Recorded data

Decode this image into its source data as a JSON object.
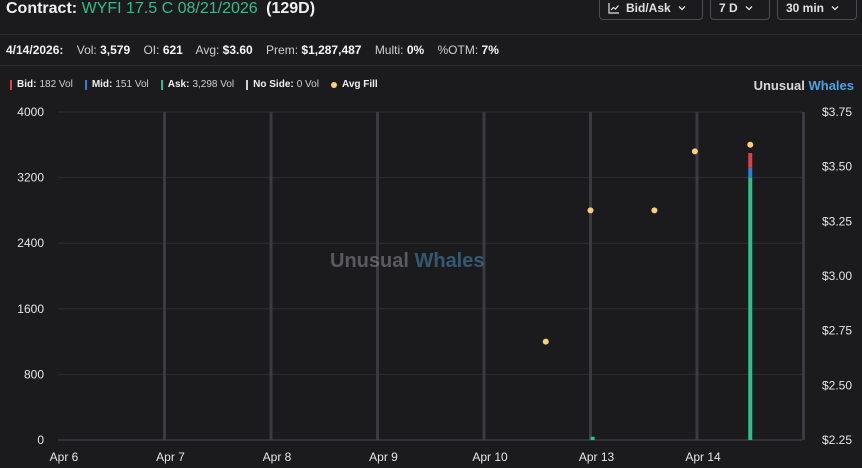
{
  "header": {
    "label": "Contract:",
    "contract": "WYFI 17.5 C 08/21/2026",
    "days": "(129D)",
    "controls": {
      "mode": "Bid/Ask",
      "range": "7 D",
      "interval": "30 min"
    }
  },
  "stats": {
    "date": "4/14/2026:",
    "vol_label": "Vol:",
    "vol": "3,579",
    "oi_label": "OI:",
    "oi": "621",
    "avg_label": "Avg:",
    "avg": "$3.60",
    "prem_label": "Prem:",
    "prem": "$1,287,487",
    "multi_label": "Multi:",
    "multi": "0%",
    "otm_label": "%OTM:",
    "otm": "7%"
  },
  "legend": {
    "bid": {
      "label": "Bid:",
      "text": "182 Vol",
      "color": "#e0404a"
    },
    "mid": {
      "label": "Mid:",
      "text": "151 Vol",
      "color": "#2f7de0"
    },
    "ask": {
      "label": "Ask:",
      "text": "3,298 Vol",
      "color": "#2fbf8a"
    },
    "noside": {
      "label": "No Side:",
      "text": "0 Vol",
      "color": "#d0d0d0"
    },
    "avgfill": {
      "label": "Avg Fill",
      "color": "#f5d27a"
    }
  },
  "brand": {
    "a": "Unusual",
    "b": "Whales"
  },
  "watermark": {
    "a": "Unusual",
    "b": "Whales"
  },
  "chart_data": {
    "type": "bar",
    "x_ticks": [
      "Apr 6",
      "Apr 7",
      "Apr 8",
      "Apr 9",
      "Apr 10",
      "Apr 13",
      "Apr 14"
    ],
    "y_left": {
      "ticks": [
        0,
        800,
        1600,
        2400,
        3200,
        4000
      ],
      "ylim": [
        0,
        4000
      ]
    },
    "y_right": {
      "ticks": [
        "$2.25",
        "$2.50",
        "$2.75",
        "$3.00",
        "$3.25",
        "$3.50",
        "$3.75"
      ],
      "ylim": [
        2.25,
        3.75
      ]
    },
    "x_range": [
      0,
      7.5
    ],
    "grid": true,
    "bars": [
      {
        "x": 5.02,
        "ask": 40,
        "mid": 0,
        "bid": 0
      },
      {
        "x": 6.5,
        "ask": 3200,
        "mid": 120,
        "bid": 180
      }
    ],
    "avg_fill": [
      {
        "x": 4.58,
        "y": 2.7
      },
      {
        "x": 5.0,
        "y": 3.3
      },
      {
        "x": 5.6,
        "y": 3.3
      },
      {
        "x": 5.98,
        "y": 3.57
      },
      {
        "x": 6.5,
        "y": 3.6
      }
    ]
  }
}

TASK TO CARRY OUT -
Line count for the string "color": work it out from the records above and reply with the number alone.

SOLUTION TO THE PROBLEM -
5